Hey, I'm not trying to take advantage of the system. If I wore one pair of shoes everyday, they would indeed wear out in 2 or 3 months (some without warranties would wear out in a month). But since I rotate between 6 pairs of shoes, a shoe that would normally last me only 2 months (if I wore them every time I played tennis), might last me a year since I'm only wearing them 1 out of every 6 times I play. However, if I tried to send a shoe with a 6 month warranty back after a year, it will be rejected even though I only have 2 months worth of wear on them. Get it?

What I need is a warranty based upon the NUMBER of times you wear the shoe NOT a specific period of time. I was hoping the NB warranty would be such a warranty.

BTW, a shoe company with a 6 month warranty probably doesn't expect most people to play everyday or about 180 times within a 6 month period. They're likely designed to wear out in about 90 wearings (or playing every other day). If can can get 90 wearings out of any shoe, I'd be very happy. However, what if the shoes wears out with only 50 wearings (well below the max of 180 and even below the average 90), even though it takes me a year to wear that particular shoe 50 times?

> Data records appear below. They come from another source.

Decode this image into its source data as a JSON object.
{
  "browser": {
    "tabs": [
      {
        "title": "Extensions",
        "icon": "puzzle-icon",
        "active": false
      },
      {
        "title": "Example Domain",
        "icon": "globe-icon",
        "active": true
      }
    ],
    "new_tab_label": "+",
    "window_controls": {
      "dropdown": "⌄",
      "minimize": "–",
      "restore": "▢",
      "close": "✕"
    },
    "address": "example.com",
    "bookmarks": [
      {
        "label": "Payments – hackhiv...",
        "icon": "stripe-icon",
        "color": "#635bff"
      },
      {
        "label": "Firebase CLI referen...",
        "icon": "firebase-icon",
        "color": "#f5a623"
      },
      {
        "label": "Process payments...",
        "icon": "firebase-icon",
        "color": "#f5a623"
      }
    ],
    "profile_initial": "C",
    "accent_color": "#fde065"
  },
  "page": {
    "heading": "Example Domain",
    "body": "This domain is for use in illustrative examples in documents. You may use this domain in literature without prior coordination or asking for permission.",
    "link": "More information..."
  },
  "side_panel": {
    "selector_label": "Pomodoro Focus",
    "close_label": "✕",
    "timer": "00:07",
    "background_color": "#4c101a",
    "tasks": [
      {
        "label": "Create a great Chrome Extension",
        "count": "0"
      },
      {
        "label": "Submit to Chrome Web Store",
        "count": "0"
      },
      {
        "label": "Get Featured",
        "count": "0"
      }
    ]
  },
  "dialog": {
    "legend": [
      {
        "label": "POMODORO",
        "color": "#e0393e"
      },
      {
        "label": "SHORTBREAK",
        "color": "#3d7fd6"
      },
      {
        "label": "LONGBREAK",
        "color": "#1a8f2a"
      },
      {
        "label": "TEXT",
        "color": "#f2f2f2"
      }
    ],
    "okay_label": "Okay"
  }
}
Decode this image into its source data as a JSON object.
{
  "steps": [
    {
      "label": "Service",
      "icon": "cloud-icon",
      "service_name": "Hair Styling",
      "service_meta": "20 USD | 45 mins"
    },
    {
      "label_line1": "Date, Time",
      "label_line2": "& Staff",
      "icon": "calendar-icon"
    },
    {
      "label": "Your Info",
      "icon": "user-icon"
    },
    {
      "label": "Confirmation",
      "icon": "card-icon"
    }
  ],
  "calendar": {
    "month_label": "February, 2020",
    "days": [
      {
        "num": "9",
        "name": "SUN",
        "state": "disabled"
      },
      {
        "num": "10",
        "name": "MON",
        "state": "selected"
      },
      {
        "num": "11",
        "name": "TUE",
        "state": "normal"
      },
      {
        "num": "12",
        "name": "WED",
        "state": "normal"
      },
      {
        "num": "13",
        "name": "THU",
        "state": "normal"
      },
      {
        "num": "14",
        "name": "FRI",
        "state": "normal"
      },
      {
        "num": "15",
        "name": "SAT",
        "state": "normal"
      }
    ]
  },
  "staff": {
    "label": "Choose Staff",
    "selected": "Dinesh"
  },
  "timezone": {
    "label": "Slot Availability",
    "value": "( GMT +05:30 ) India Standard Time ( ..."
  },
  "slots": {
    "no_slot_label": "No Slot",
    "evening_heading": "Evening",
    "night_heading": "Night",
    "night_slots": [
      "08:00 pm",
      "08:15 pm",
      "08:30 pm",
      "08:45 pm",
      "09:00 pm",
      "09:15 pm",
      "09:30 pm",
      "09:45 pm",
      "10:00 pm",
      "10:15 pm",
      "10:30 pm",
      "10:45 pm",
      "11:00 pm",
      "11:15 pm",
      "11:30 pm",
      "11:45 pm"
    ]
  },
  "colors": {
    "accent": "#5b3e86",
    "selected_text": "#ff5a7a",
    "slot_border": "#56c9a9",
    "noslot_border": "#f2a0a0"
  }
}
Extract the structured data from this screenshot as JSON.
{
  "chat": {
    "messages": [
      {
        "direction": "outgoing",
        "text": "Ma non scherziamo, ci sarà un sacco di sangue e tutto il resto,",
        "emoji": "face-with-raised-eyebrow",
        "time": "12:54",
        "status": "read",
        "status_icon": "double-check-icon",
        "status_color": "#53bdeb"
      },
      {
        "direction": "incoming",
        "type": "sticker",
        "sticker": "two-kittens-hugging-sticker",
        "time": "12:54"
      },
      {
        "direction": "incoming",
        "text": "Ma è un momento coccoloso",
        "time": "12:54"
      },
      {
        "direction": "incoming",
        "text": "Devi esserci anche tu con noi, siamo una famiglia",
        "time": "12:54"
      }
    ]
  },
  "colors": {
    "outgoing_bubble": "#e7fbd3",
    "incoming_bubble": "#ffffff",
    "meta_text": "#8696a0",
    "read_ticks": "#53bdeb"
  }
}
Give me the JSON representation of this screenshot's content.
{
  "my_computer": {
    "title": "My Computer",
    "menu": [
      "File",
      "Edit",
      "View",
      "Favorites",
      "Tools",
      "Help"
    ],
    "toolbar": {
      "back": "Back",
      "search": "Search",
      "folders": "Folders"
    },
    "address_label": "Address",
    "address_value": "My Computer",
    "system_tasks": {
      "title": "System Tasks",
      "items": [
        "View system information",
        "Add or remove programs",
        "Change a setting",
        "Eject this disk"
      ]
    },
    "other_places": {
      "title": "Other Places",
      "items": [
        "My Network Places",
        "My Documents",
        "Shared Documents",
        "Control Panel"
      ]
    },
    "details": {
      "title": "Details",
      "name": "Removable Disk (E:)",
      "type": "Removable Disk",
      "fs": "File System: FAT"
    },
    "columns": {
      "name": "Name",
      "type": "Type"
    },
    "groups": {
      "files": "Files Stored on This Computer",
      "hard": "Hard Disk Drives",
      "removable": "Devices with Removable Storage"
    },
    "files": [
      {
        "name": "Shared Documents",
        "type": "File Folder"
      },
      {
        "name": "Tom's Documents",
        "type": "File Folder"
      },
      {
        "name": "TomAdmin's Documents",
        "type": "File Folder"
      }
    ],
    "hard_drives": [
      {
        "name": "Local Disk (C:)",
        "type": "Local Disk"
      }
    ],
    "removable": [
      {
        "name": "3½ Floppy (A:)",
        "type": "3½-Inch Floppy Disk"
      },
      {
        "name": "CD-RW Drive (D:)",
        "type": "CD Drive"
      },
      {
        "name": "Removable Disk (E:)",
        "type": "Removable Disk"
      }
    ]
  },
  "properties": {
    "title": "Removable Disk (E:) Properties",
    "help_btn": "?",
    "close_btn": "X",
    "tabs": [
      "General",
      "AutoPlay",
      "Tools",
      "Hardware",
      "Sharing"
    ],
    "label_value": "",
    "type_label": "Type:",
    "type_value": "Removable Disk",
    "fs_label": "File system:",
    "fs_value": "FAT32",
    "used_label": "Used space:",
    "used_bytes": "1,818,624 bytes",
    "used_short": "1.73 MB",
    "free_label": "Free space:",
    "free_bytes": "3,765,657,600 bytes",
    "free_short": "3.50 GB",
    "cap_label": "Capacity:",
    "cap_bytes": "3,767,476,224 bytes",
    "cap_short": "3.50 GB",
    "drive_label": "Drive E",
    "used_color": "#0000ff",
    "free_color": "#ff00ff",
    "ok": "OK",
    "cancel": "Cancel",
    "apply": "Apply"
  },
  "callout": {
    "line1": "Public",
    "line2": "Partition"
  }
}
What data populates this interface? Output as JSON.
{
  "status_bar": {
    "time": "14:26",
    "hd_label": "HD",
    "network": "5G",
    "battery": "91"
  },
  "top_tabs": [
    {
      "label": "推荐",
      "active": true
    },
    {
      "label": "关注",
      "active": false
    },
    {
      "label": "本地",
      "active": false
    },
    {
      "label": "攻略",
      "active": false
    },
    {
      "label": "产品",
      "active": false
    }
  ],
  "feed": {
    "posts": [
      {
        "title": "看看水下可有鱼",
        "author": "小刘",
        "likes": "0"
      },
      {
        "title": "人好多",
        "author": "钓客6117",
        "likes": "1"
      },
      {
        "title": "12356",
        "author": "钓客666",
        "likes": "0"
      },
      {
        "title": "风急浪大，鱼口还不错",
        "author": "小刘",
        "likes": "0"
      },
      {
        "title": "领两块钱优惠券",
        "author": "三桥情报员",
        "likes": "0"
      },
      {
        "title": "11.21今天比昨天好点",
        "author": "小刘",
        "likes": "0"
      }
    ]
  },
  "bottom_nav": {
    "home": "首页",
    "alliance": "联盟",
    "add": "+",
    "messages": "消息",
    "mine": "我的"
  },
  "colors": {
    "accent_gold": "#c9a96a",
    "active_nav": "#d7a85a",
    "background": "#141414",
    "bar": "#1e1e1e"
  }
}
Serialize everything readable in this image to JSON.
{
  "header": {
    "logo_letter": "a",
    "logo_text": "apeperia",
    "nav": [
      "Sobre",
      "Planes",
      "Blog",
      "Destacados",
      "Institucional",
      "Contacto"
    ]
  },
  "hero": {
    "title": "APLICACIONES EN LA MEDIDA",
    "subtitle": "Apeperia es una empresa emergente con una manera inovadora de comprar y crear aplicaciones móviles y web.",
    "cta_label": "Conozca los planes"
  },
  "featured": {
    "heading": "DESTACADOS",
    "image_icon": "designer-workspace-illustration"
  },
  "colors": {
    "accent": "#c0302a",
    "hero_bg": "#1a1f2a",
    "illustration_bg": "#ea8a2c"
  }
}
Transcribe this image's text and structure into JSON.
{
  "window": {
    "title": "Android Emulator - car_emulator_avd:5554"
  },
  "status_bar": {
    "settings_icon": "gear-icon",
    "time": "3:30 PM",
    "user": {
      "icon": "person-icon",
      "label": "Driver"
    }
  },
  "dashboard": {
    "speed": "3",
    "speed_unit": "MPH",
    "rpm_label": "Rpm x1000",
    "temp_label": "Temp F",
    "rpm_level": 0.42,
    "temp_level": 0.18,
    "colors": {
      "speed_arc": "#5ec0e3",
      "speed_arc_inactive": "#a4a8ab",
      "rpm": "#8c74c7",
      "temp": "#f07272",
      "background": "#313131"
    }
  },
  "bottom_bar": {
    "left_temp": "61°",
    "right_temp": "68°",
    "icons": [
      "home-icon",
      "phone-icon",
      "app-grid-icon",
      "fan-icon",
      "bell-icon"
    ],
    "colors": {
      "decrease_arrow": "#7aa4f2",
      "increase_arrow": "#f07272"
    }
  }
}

The shoe DID, in fact, wear out prematurely! It just took me a year instead of 6 months even though I play everyday due to my shoe rotations.

kreative
10-15-2004, 02:16 PM
i don't consider it taking advantage of the system, if that's what New Balance boasts about it's durability. i would call new balance to make sure before you send them in, but as far as i understand it, if they wear out, you should be able to send them in for a replacement pair since they're supposed to "last you a lifetime". i think you do have to have the receipt for purchase for a 1 time replacement.

perfmode
10-15-2004, 02:49 PM
I'll answer your question. You have to have the receipt for the shoes and you must send them in within six months of the date on the receipt. The outsoles must also be worn all the way through to the midsoles in at least one part of the shoe.

kreative
10-15-2004, 05:32 PM
I think it can be longer than 6 months, since it has "lifetime guarantee" right?